  3. Working on master's degrees at the same time as my spouse was intensely tough. The divorce rate for people getting their masters and doctorate degrees is insanely high. It was not easy. We both were stressed and overwhelmed and never felt like doing housework. We operated for two years in our shadow modes and well, that ain't pretty. (For those of you unaware of what a "shadow" is, stay tuned to an upcoming blog post about personality types). Benefit to you both completing yours masters is that you each get to be called "Master Swihart" around the house and that is pretty great.  
  4. If you have the opportunity to partake in a cohort based, residency program, we highly recommend it! We have made some solid, lasting friendship during our three weeks each of the two summers we spent in Uganda. I tried a limited residency in the US and while those friendship were great, they were not as strong as two solid years of working through the program together. 
  5. Know that the pursuit of His work brings forth great blessings. The abundance of support and knowledge that we experienced was life changing. 
  6. That being said, no, not everyone knew what it was like to balance work, being newlyweds, new jobs, full-time school, family, friends, etc. We heard the lines of "we miss you. Why aren't you guys ever around?" which I don't think our friends ever meant harm by saying, but it was tough not to feel guilty. We dearly wanted to hang out on the weekends, go out for dinner, have late night convos, but we honestly didn't have the strength. Not that school consumed us 24/7, but just the thought of our 25 page papers looming over our heads made life exhausting. We had to cut some things out of our lives in order to manage this short season of our lives, and after God, each other, and our work, our lives didn't have much energy left to give. 
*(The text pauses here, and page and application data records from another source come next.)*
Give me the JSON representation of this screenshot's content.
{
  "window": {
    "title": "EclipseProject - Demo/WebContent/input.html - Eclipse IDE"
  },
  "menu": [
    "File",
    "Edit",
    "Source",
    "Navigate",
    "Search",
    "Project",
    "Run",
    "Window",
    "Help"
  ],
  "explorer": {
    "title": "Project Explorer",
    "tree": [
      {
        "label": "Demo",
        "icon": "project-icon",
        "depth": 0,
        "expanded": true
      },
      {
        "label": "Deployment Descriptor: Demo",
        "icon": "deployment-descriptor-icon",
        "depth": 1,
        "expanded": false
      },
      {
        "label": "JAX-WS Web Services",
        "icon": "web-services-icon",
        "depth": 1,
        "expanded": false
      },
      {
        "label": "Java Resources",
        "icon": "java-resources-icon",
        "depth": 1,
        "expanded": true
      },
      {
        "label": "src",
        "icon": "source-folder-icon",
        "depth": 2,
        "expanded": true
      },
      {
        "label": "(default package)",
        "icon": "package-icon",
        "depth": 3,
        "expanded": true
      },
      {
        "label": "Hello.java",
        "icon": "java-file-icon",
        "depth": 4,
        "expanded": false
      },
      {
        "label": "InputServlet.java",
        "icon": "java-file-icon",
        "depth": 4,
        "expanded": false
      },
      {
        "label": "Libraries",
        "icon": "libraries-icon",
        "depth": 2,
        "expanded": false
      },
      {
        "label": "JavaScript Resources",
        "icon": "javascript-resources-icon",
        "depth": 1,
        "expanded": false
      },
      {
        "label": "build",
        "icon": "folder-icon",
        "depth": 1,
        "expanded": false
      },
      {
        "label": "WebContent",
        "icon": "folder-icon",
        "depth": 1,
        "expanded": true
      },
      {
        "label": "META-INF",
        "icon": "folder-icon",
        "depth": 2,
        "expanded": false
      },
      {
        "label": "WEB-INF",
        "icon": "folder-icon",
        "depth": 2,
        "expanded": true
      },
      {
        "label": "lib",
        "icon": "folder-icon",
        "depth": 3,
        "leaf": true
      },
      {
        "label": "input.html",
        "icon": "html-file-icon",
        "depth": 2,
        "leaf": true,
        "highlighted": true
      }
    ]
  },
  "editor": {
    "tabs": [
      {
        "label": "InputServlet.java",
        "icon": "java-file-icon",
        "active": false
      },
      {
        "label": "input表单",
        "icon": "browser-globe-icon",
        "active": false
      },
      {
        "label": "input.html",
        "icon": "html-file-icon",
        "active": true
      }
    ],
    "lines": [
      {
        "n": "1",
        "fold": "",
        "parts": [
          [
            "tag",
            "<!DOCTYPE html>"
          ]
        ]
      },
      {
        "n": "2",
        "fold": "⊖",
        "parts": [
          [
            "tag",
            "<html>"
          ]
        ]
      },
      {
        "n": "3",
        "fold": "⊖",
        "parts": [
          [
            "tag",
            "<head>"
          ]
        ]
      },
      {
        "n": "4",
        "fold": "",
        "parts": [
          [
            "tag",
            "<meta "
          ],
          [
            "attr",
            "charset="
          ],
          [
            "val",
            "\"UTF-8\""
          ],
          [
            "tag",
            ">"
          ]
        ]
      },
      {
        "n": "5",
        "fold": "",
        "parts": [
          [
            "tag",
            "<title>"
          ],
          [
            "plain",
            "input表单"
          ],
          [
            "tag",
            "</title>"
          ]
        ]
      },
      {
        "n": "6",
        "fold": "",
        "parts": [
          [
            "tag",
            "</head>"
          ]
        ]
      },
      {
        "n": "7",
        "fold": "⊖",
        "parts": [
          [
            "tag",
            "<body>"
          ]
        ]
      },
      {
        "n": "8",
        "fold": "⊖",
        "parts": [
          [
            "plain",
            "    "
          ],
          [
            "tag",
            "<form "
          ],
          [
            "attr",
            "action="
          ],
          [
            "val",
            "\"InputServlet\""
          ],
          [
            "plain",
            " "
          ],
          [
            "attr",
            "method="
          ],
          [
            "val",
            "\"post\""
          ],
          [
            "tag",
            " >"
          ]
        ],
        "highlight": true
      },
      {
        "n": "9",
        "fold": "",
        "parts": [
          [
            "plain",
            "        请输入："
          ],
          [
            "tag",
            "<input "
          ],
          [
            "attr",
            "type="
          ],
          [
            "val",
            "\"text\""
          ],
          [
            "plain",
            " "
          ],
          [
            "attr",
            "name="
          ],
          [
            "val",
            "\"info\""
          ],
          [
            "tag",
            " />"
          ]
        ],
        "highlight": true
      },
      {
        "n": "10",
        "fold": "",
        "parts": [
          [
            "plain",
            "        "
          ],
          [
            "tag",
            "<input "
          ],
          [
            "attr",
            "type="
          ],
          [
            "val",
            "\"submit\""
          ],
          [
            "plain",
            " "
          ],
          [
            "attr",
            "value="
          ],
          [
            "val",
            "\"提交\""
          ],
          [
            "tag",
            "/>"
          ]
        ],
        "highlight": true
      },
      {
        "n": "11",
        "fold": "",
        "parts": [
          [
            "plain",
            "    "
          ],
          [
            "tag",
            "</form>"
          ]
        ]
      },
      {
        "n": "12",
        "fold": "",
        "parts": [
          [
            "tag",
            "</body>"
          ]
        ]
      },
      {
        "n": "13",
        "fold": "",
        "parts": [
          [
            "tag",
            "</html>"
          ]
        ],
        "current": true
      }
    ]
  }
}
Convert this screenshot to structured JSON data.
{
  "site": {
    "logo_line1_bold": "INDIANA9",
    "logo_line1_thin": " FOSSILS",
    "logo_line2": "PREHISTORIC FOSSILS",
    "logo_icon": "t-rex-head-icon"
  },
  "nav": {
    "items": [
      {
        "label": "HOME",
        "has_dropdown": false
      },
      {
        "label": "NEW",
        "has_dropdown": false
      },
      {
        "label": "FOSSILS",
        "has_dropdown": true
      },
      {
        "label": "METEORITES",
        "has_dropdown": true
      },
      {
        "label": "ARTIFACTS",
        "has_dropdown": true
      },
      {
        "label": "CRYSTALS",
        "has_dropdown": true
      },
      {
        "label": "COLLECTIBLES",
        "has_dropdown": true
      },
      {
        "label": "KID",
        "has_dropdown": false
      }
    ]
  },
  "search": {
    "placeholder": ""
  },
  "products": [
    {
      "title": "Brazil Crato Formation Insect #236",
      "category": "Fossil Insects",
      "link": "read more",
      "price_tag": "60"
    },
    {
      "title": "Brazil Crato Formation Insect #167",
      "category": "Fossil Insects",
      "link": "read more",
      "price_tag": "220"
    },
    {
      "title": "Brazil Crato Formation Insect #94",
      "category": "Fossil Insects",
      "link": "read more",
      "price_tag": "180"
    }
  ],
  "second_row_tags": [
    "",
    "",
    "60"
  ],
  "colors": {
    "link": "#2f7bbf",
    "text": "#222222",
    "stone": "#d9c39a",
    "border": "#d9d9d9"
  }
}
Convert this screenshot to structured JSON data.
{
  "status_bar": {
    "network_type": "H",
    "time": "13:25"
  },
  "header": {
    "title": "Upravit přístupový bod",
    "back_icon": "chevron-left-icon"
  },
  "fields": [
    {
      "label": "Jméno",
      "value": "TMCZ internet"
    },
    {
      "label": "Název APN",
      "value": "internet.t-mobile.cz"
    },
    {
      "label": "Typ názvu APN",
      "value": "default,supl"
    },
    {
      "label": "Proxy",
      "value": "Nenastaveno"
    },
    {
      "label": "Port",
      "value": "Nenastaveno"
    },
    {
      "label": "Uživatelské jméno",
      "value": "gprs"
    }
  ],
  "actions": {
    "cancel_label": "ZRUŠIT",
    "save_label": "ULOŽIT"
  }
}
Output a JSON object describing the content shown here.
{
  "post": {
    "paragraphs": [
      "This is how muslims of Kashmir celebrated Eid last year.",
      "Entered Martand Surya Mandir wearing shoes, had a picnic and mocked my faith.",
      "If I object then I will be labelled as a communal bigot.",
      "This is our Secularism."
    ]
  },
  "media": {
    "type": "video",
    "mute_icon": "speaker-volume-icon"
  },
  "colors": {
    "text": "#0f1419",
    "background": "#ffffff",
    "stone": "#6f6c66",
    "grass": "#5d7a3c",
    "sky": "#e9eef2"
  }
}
  7. You learn a lot about yourself in graduate school. For me, the course I was most afraid of taking (applied research and evaluation) was one that became one of my favorite. And coincidentally the one I was most excited to take, and part of the reason for switching to the Africa co-hort (advocacy and human rights) was not one of my favorites. Don't let your expectations get the best of you.
  8. Build relationships with your professors and classmates from the start. The support of your peers is like nothing else. No one knows where you are in the process like your classmates. They all understand your hatred of numbers during your practical finance management class and are there to talk you through it. They are the ones who can explain the confusing assignments, or better yet, vent with you on the unclear instructions that sometimes occur because of the online learning format where you have to converse questions over email not in person.  
  9. A few months after you complete your degree, you may miss the intellectual conversations, books, challenging papers, etc. This is entirely normal and frankly, the sign that you did grad school the right way. If you reach this stage, connect with your fellow masters on Facebook or email chains. You can have a bond with these people for the rest of your lives, but it takes work. Send them encouraging TED talks, share troublesome areas, give them a chance to read a proposal your wrote. Give them a chance to get back "into" the knowledge fest and I am sure they will do the same for you. 
  10. Be sure to save up money to take breaks and quiet vacations. It is hard to do knowing that your student loans are piling up, but we found it helpful to have a fun activity to look forward to at the end of an eight week class. 
Overall, grad school is what you make it. And despite how it feels in the thick of it, time passes by so quickly. Savor it. Learn from it. Leave stronger and wiser.

1 comment:

  1. I am digging your blogging. :) Sorry I missed you kids today. Thanks for loving on my family (and for always wanting to grow and learn and make a difference)!